BBC NEWS Americas Africa Europe Middle East South Asia Asia Pacific
BBCi NEWS   SPORT   WEATHER   WORLD SERVICE   A-Z INDEX     

BBC News World Edition
 You are in: UK: Scotland  
News Front Page
Africa
Americas
Asia-Pacific
Europe
Middle East
South Asia
UK
England
N Ireland
Scotland
Wales
Politics
Education
Business
Entertainment
Science/Nature
Technology
Health
-------------
Talking Point
-------------
Country Profiles
In Depth
-------------
Programmes
-------------
BBC Sport
BBC Weather
SERVICES
-------------
EDITIONS
Friday, 28 June, 2002, 05:59 GMT 06:59 UK
Software pirates target Scotland
Software
Software piracy is a multi-million pound business
Scotland is emerging as a major centre for counterfeit computer software, according to the world's largest software company.

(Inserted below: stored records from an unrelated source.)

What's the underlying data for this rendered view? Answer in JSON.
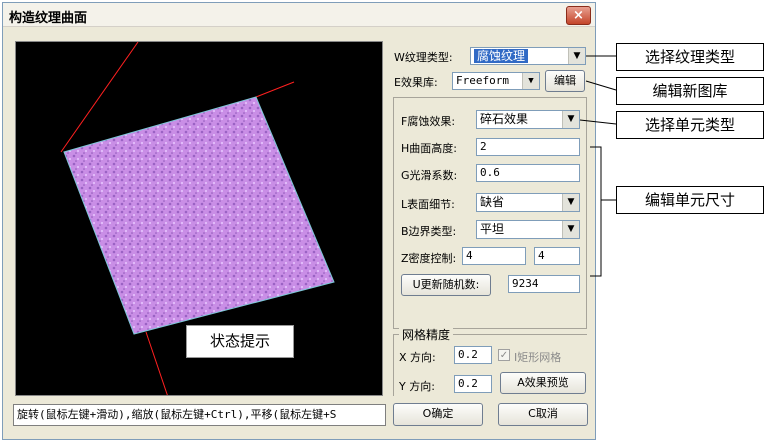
{
  "dialog": {
    "title": "构造纹理曲面",
    "close_glyph": "×"
  },
  "texture_type": {
    "label": "W纹理类型:",
    "value": "腐蚀纹理"
  },
  "effect_library": {
    "label": "E效果库:",
    "value": "Freeform",
    "edit_button": "编辑"
  },
  "corrosion": {
    "effect_label": "F腐蚀效果:",
    "effect_value": "碎石效果",
    "height_label": "H曲面高度:",
    "height_value": "2",
    "smooth_label": "G光滑系数:",
    "smooth_value": "0.6",
    "detail_label": "L表面细节:",
    "detail_value": "缺省",
    "boundary_label": "B边界类型:",
    "boundary_value": "平坦",
    "density_label": "Z密度控制:",
    "density_x": "4",
    "density_y": "4",
    "random_button": "U更新随机数:",
    "random_value": "9234"
  },
  "mesh": {
    "group_label": "网格精度",
    "x_label": "X 方向:",
    "x_value": "0.2",
    "rect_checkbox_label": "I矩形网格",
    "y_label": "Y 方向:",
    "y_value": "0.2",
    "preview_button": "A效果预览"
  },
  "status_hint": "状态提示",
  "status_bar": "旋转(鼠标左键+滑动),缩放(鼠标左键+Ctrl),平移(鼠标左键+S",
  "ok_button": "O确定",
  "cancel_button": "C取消",
  "callouts": {
    "texture_type": "选择纹理类型",
    "library": "编辑新图库",
    "cell_type": "选择单元类型",
    "cell_size": "编辑单元尺寸"
  },
  "colors": {
    "surface": "#c98ee6",
    "accent": "#316ac5",
    "axis": "#ff2020"
  }
}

Microsoft has revealed that 20,000 labels which are used to prove the authenticity of software were stolen in Glasgow in April.

Those labels will now be used by software counterfeiters to make it virtually impossible for consumers to tell real and fake products apart.

Experts have suggested the stolen labels could possibly be worth as much as 1m on the black market.

Microsoft software
Microsoft is a frequent target for pirates

Microsoft has already been the target of computer criminals in Scotland.

In 1997, thieves stole software worth about 10m from a factory in East Kilbride which was licensed to make Microsoft products.

During that raid, which saw two security guards tied up, about 200,000 certificates of authenticity (Coa labels) were also stolen.

Jim McNulty, the firm's investigator in Scotland, said: "Coa labels have become very valuable items to software counterfeiters.

"They will apply them to a counterfeit product rather than a genuine product and this has the effect of the persuading the buyer that the software is genuine when it is in fact counterfeit."

Increasing numbers of people are being taken in by counterfeit software because of the difficulty of spotting it.

Clackmannanshire Council bought fake product licences by mistake two years ago. The council had to pay Microsoft 150,000 for new licences and to cover legal costs.

Of the 20,000 labels stolen from Glasgow, just 5,000 have been recovered by police and Microsoft investigators.

 WATCH/LISTEN
 ON THIS STORY
BBC Scotland's Bob Wylie
"Organised crime is now into counterfeit software in a big, big way"
See also:

27 May 02 | Science/Nature
13 Dec 01 | Science/Nature
29 Jul 01 | Business
11 Jan 00 | Scotland
15 Jun 99 | Business
Internet links:


The BBC is not responsible for the content of external internet sites

Links to more Scotland stories are at the foot of the page.


E-mail this story to a friend

Links to more Scotland stories

© BBC ^^ Back to top

News Front Page | Africa | Americas | Asia-Pacific | Europe | Middle East |
South Asia | UK | Business | Entertainment | Science/Nature |
Technology | Health | Talking Point | Country Profiles | In Depth |
Programmes